RewriteRule (.*) /wwwroot/%1/$1 [L]


#We now create a virtual host for the IP we have assigned to the server, for SSL connections.
# Other than the virtual host declaration, the code is exactly the same as above, so no need to comment further.
ServerAdmin [email protected]

# the paths to your SSL certs etc – change as appropriate
SSLEngine On
SSLCertificateFile conf/ssl/server.crt
SSLCertificateKeyFile conf/ssl/server.key

DocumentRoot “g:/inetpub/”
RewriteEngine on

RewriteCond $1 !^wwwroot
RewriteCond $1 !/php5/
RewriteCond $1 !/php/
RewriteCond %{HTTP_HOST} ^([^.]+)\.yoursite\.co\.uk
RewriteRule (.*) /wwwroot/%1/$1 [L]


iPhone App Review: NDrive UK

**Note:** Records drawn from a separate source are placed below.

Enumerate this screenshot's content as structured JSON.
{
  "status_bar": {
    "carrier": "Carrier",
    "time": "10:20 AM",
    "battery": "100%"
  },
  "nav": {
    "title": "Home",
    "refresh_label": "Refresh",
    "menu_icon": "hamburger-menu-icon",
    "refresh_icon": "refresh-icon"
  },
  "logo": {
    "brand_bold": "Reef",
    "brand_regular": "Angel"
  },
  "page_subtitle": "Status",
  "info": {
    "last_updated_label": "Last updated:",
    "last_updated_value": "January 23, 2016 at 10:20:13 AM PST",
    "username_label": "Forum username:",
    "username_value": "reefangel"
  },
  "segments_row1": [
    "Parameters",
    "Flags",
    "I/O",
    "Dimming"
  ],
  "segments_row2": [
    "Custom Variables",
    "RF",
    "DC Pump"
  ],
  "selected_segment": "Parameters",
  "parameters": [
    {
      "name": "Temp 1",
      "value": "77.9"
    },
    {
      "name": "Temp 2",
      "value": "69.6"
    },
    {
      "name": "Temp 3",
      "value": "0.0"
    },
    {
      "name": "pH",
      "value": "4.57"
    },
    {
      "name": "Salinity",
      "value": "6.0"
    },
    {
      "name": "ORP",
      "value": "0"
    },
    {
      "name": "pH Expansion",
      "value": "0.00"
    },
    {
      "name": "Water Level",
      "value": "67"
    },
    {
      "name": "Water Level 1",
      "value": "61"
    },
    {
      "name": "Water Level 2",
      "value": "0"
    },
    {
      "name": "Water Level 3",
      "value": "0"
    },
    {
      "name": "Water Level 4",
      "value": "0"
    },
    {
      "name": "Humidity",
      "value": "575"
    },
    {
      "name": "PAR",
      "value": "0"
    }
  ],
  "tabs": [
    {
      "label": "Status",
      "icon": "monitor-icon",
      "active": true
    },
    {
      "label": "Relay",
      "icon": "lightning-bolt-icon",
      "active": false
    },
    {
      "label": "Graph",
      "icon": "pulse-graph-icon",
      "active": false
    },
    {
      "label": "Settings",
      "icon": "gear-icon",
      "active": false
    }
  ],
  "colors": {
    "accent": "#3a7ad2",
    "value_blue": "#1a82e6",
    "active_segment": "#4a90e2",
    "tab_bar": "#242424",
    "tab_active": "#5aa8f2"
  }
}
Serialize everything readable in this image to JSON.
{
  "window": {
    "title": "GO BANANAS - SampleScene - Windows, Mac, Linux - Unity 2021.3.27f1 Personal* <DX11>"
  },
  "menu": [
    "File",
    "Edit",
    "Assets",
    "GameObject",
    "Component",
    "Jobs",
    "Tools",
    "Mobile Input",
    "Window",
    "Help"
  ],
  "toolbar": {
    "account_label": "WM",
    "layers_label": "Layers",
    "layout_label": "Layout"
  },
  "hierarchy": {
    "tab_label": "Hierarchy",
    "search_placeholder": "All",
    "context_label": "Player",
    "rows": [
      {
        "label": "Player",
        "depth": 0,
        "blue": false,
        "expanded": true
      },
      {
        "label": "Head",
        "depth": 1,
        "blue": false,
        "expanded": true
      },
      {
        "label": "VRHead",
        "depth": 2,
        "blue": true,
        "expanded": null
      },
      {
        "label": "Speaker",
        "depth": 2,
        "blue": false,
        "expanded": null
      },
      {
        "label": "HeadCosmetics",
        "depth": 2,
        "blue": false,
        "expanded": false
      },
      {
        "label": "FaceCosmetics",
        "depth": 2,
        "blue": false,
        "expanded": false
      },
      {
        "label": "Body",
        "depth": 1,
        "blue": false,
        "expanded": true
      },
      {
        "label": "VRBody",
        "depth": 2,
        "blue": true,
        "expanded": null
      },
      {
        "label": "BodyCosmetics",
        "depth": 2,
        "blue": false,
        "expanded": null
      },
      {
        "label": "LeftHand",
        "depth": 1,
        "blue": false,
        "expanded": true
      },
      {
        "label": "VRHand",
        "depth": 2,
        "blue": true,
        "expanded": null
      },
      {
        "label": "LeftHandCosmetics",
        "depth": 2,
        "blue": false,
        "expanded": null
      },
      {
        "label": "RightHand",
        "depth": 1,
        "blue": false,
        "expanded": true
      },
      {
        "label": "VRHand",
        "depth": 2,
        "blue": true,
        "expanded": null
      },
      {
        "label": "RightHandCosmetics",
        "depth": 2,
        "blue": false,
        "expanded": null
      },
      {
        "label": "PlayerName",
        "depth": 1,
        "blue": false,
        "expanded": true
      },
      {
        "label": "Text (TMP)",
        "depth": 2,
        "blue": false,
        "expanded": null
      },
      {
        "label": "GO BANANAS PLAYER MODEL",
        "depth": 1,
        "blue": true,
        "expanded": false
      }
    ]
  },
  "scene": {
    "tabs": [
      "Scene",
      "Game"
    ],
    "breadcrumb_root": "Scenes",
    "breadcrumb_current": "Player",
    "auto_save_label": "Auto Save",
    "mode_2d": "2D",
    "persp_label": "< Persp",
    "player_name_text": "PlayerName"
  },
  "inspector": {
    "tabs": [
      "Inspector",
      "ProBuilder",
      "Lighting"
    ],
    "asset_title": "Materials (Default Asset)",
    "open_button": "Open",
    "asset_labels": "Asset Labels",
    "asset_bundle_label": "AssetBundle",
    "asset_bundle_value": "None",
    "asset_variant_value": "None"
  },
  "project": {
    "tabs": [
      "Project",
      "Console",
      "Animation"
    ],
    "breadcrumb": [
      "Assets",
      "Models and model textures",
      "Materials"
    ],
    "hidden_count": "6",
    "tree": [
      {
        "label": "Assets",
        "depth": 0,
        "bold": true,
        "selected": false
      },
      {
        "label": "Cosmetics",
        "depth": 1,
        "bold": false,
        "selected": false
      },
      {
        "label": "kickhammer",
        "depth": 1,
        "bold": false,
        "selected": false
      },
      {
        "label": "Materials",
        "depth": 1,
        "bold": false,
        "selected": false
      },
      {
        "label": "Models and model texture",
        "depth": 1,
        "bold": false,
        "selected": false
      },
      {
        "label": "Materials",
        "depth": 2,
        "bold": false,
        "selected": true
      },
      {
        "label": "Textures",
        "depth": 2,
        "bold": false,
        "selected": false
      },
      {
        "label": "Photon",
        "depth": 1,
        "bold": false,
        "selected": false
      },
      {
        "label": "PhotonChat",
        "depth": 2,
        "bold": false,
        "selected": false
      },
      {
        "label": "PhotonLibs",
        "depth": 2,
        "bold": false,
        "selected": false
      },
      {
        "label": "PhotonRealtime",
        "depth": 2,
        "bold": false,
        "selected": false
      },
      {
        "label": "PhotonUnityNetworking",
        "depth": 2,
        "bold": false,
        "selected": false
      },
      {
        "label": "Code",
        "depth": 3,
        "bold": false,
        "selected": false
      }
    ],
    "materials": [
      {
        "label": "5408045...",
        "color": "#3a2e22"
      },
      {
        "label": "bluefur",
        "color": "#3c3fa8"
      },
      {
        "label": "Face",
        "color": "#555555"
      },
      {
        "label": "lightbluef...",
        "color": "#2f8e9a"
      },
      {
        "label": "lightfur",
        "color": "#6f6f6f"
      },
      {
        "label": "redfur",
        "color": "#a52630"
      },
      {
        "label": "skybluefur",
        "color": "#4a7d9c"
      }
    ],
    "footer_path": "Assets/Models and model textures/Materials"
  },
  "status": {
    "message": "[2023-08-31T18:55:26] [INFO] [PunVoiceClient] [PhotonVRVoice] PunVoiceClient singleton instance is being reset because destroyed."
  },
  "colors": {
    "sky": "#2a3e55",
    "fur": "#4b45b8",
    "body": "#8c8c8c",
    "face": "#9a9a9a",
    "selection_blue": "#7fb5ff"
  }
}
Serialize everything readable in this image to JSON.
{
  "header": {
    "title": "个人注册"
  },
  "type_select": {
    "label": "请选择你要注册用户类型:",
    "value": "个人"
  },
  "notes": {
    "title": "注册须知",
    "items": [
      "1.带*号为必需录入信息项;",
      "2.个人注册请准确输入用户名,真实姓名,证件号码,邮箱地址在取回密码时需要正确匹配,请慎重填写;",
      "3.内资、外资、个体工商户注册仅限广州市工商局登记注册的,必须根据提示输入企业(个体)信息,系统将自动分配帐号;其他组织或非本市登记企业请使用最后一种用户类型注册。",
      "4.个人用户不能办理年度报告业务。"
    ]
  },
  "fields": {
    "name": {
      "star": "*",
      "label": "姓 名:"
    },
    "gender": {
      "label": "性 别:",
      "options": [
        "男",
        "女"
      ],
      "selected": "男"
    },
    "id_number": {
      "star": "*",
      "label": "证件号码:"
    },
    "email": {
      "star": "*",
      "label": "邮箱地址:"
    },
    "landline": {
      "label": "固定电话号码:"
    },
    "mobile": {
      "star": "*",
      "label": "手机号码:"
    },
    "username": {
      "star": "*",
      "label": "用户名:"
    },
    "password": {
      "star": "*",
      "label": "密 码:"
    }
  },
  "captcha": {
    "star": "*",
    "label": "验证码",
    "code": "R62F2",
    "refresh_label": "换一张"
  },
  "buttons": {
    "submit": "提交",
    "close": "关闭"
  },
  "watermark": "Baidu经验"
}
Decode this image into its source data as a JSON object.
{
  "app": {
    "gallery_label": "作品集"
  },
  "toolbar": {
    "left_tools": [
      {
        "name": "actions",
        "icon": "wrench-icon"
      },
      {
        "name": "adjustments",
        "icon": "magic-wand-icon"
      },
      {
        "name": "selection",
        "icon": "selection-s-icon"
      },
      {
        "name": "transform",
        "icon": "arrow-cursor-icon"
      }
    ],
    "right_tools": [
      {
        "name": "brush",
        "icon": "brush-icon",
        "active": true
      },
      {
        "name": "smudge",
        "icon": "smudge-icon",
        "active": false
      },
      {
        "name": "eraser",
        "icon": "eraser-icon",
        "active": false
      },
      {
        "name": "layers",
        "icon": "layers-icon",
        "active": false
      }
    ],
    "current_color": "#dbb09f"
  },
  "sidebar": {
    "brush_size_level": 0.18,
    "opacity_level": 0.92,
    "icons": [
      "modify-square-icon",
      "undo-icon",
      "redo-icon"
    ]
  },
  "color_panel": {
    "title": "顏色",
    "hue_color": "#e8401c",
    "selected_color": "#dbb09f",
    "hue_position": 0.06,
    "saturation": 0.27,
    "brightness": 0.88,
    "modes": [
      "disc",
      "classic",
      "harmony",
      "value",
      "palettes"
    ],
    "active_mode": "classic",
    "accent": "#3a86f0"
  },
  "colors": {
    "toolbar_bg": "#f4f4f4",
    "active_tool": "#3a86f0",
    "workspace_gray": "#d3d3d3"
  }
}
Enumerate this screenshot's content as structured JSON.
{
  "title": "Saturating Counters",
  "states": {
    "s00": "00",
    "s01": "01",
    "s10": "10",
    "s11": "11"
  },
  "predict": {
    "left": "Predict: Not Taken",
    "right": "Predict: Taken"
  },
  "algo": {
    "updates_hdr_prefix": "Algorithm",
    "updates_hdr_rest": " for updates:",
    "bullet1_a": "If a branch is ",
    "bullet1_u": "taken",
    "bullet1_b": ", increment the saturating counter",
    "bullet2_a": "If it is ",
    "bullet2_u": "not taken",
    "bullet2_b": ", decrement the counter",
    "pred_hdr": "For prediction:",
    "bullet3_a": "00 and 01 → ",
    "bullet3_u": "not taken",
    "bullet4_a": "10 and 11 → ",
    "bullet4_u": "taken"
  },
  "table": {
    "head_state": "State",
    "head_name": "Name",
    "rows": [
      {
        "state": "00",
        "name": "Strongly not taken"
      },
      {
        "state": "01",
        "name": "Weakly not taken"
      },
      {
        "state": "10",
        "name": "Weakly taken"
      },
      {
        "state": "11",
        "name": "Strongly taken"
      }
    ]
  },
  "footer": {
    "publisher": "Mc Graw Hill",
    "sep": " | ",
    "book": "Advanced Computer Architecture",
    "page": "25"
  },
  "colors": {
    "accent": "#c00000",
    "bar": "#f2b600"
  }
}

I paid just £15 for this app, figuring at that price, it was worth a bit of a punt. I certainly don’t regret it. It’s an absolute bargain. It’s not perfect. At times a bit basic and the UI can be a bit clunky, but for the price, you really can’t complain.
I just got back from a road trip around the scottish highlands and it navigated me around flawlessly. Including diverting my route successfully when it first tried to take me down a snow-closed road. The instructions are clear and given in good time (repeated 3 times as you approach the direction, so no excuses for missing one!).
The map is clear enough and the time estimates it gives for your route are scarily accurate. I’m sure the TomTom and other expensive navigation apps do lot’s of really clever stuff, but if you just want a nice simple app that will get you from A to B without any complication, then you really can’t go wrong with this.